The connection between Natasha and Daniel is wonderful and comes across as very natural. They are two very different people, different backgrounds, different cultures and also very different in how they see the world. But all of this works, they compliment each other beautifully even though they may not always agree on things. Even though the book is set over only one day everything between them is believable.
I think this is a book that needed to be written, it has many subtle messages that needed to be put out into the world. Nicola Yoon has done a wonderful job of addressing issues such as race and immigration, she did not shy away from it at all. It all comes across as believable and well informed. What more can I say? I loved it!
“In the early hours of this morning, the Lowe Corporation rescue helicopter was scrambled to airlift a five-year old boy from a coastal address north of Napier”
Some books grip you from the very first sentence, After The Fall by Charity Norman is one of those books. The newspaper article describing the incident raises many more questions than it answers. How and why did Finn fall? Did he survive? If so, how serious are his injuries? As we read the first chapter another question arises; what does his mother Martha know that she does not want to admit to?
Told from Martha’s point of view we are taken back to over a year before when she and her husband Kit decide to emigrate to New Zealand. It is a decision that shocks everyone but it is one that Martha and Kit feel is best for their family. Her sister Lou is devastated, her father tell her to do what she thinks is best, her daughter Sacha thinks that her mum is ruining her life. Somehow they push through all of this and make the move. On arriving in New Zealand they fall in love with a picturesque house in the middle of nowhere and begin to rebuild their lives with school, work, neighbours and a new community.
As the story progresses through the year between the move and Finn’s fall we are given glimpses of the aftermath, but still no hints as to what really happened. Throughout this I found myself wondering how and where did it all go so wrong? Both Martha and Kit’s careers are picking up, the twins are loving their new home and Sacha has made new friends and is doing well at school.

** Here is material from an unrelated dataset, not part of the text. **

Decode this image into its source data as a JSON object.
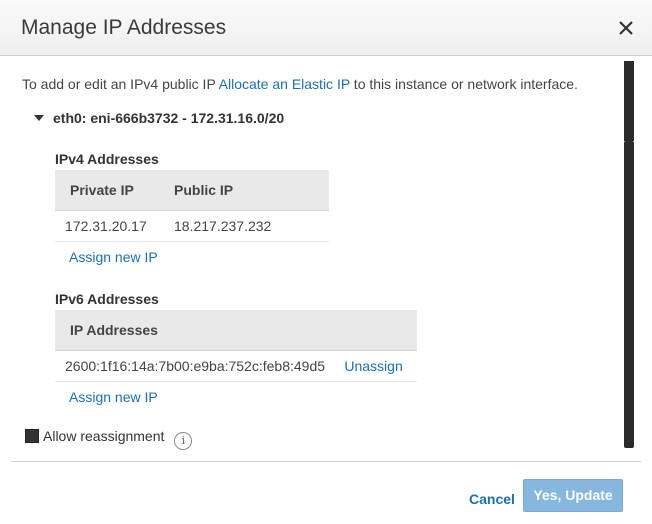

The characters, including the more minor characters, all feel so real and the beautiful town the McNamara’s live in really comes alive so before you know it you are at the last quarter of the book. The first three quarters had me hooked, but I read the last quarter almost compulsively as we finally learn the truth about the events that led to Finn’s fall.

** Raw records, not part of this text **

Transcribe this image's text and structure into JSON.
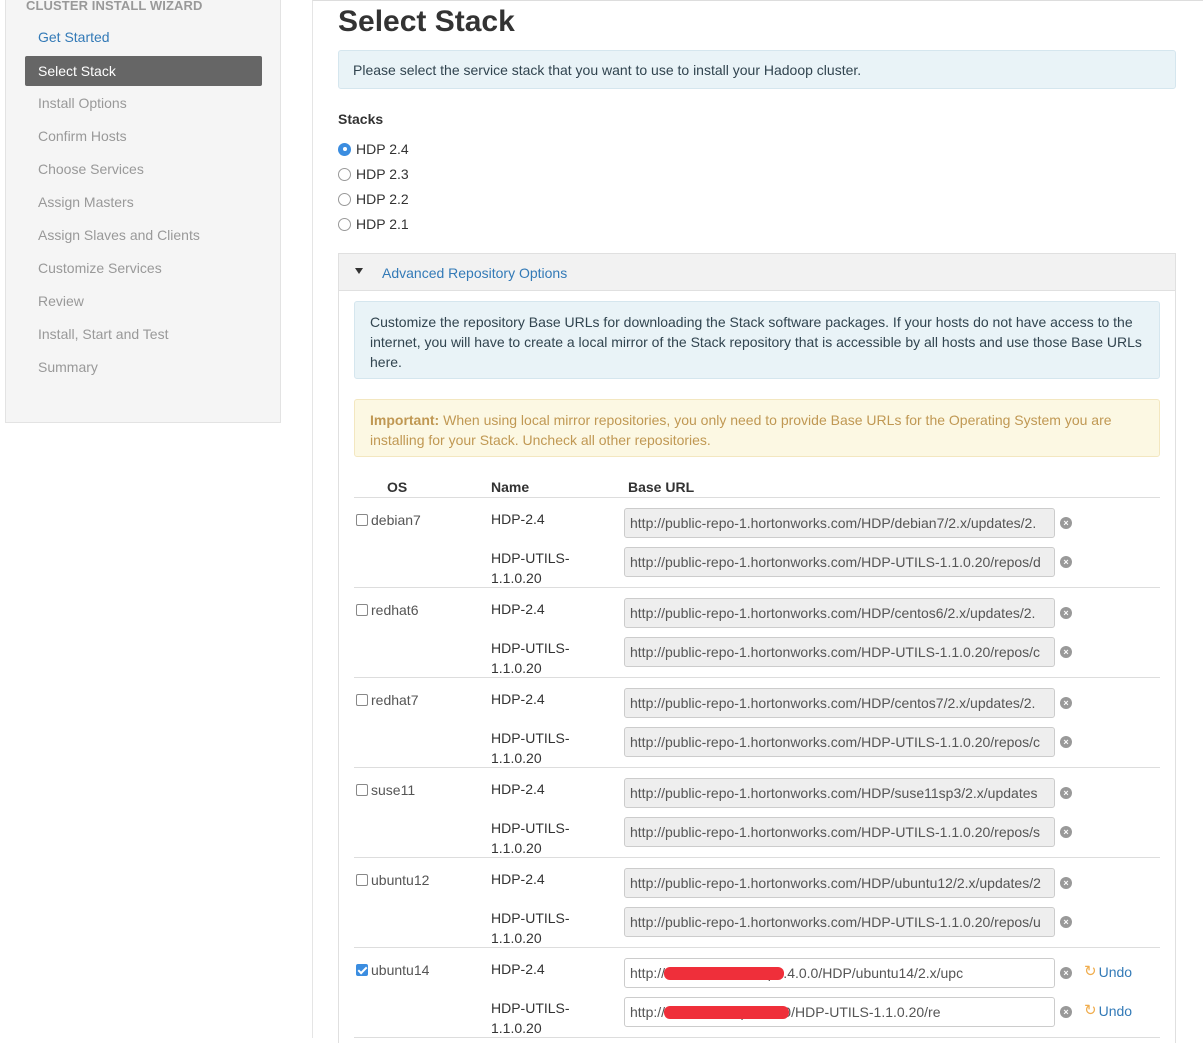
{
  "sidebar": {
    "title": "CLUSTER INSTALL WIZARD",
    "items": [
      {
        "label": "Get Started",
        "state": "done"
      },
      {
        "label": "Select Stack",
        "state": "active"
      },
      {
        "label": "Install Options",
        "state": "pending"
      },
      {
        "label": "Confirm Hosts",
        "state": "pending"
      },
      {
        "label": "Choose Services",
        "state": "pending"
      },
      {
        "label": "Assign Masters",
        "state": "pending"
      },
      {
        "label": "Assign Slaves and Clients",
        "state": "pending"
      },
      {
        "label": "Customize Services",
        "state": "pending"
      },
      {
        "label": "Review",
        "state": "pending"
      },
      {
        "label": "Install, Start and Test",
        "state": "pending"
      },
      {
        "label": "Summary",
        "state": "pending"
      }
    ]
  },
  "main": {
    "title": "Select Stack",
    "info": "Please select the service stack that you want to use to install your Hadoop cluster.",
    "stacks_label": "Stacks",
    "stacks": [
      {
        "label": "HDP 2.4",
        "checked": true
      },
      {
        "label": "HDP 2.3",
        "checked": false
      },
      {
        "label": "HDP 2.2",
        "checked": false
      },
      {
        "label": "HDP 2.1",
        "checked": false
      }
    ]
  },
  "advanced": {
    "title": "Advanced Repository Options",
    "description": "Customize the repository Base URLs for downloading the Stack software packages. If your hosts do not have access to the internet, you will have to create a local mirror of the Stack repository that is accessible by all hosts and use those Base URLs here.",
    "important_label": "Important:",
    "important_text": " When using local mirror repositories, you only need to provide Base URLs for the Operating System you are installing for your Stack. Uncheck all other repositories.",
    "columns": {
      "os": "OS",
      "name": "Name",
      "base_url": "Base URL"
    },
    "undo_label": "Undo",
    "os_list": [
      {
        "os": "debian7",
        "checked": false,
        "repos": [
          {
            "name": "HDP-2.4",
            "url": "http://public-repo-1.hortonworks.com/HDP/debian7/2.x/updates/2.",
            "edited": false
          },
          {
            "name": "HDP-UTILS-1.1.0.20",
            "url": "http://public-repo-1.hortonworks.com/HDP-UTILS-1.1.0.20/repos/d",
            "edited": false
          }
        ]
      },
      {
        "os": "redhat6",
        "checked": false,
        "repos": [
          {
            "name": "HDP-2.4",
            "url": "http://public-repo-1.hortonworks.com/HDP/centos6/2.x/updates/2.",
            "edited": false
          },
          {
            "name": "HDP-UTILS-1.1.0.20",
            "url": "http://public-repo-1.hortonworks.com/HDP-UTILS-1.1.0.20/repos/c",
            "edited": false
          }
        ]
      },
      {
        "os": "redhat7",
        "checked": false,
        "repos": [
          {
            "name": "HDP-2.4",
            "url": "http://public-repo-1.hortonworks.com/HDP/centos7/2.x/updates/2.",
            "edited": false
          },
          {
            "name": "HDP-UTILS-1.1.0.20",
            "url": "http://public-repo-1.hortonworks.com/HDP-UTILS-1.1.0.20/repos/c",
            "edited": false
          }
        ]
      },
      {
        "os": "suse11",
        "checked": false,
        "repos": [
          {
            "name": "HDP-2.4",
            "url": "http://public-repo-1.hortonworks.com/HDP/suse11sp3/2.x/updates",
            "edited": false
          },
          {
            "name": "HDP-UTILS-1.1.0.20",
            "url": "http://public-repo-1.hortonworks.com/HDP-UTILS-1.1.0.20/repos/s",
            "edited": false
          }
        ]
      },
      {
        "os": "ubuntu12",
        "checked": false,
        "repos": [
          {
            "name": "HDP-2.4",
            "url": "http://public-repo-1.hortonworks.com/HDP/ubuntu12/2.x/updates/2",
            "edited": false
          },
          {
            "name": "HDP-UTILS-1.1.0.20",
            "url": "http://public-repo-1.hortonworks.com/HDP-UTILS-1.1.0.20/repos/u",
            "edited": false
          }
        ]
      },
      {
        "os": "ubuntu14",
        "checked": true,
        "repos": [
          {
            "name": "HDP-2.4",
            "url": "http://                               .che-inc.com/hdp2.4.0.0/HDP/ubuntu14/2.x/upc",
            "edited": true
          },
          {
            "name": "HDP-UTILS-1.1.0.20",
            "url": "http://                               .inc.com/hdp2.4.0.0/HDP-UTILS-1.1.0.20/re",
            "edited": true
          }
        ]
      }
    ]
  }
}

I would say more but trust me, this is not a book you want spoiled for you, it hit me right in the heart and I am still reeling from it.
So, let’s kick this off with a pretty amazing book that I read last year.Am I Normal Yet? by Holly Bourne.
I read this book in under 24 hours, I got it for free as part of World Book Night 2016 and wasn’t sure what to expect. However I was hooked from the first few pages.
Am I Normal Yet? is the first book in Holly Bourne’s Spinster Club series, which follows friends Evie, Amber and Lottie. The story is told from the point of view of Evie, a sixteen year old girl in recovery from OCD and Generalised Anxiety Disorder. All Evie wants is to be “normal”, just like everyone else she goes to college with. We watch her attempting to navigate family, friends, feminism, lessons and, of course, boys, alongside her recovery. Funny, sad, brutally honest and filled with hope this book accurately portrays what it is like to try to recover from a mental illness while also trying to live a “normal” life. It also shows Evie’s acceptance of her mental health issues as part of who she is, and not something she needs to hide.
This may have been my first time reading one of Holly Bourne’s books, but it will certainly not be my last!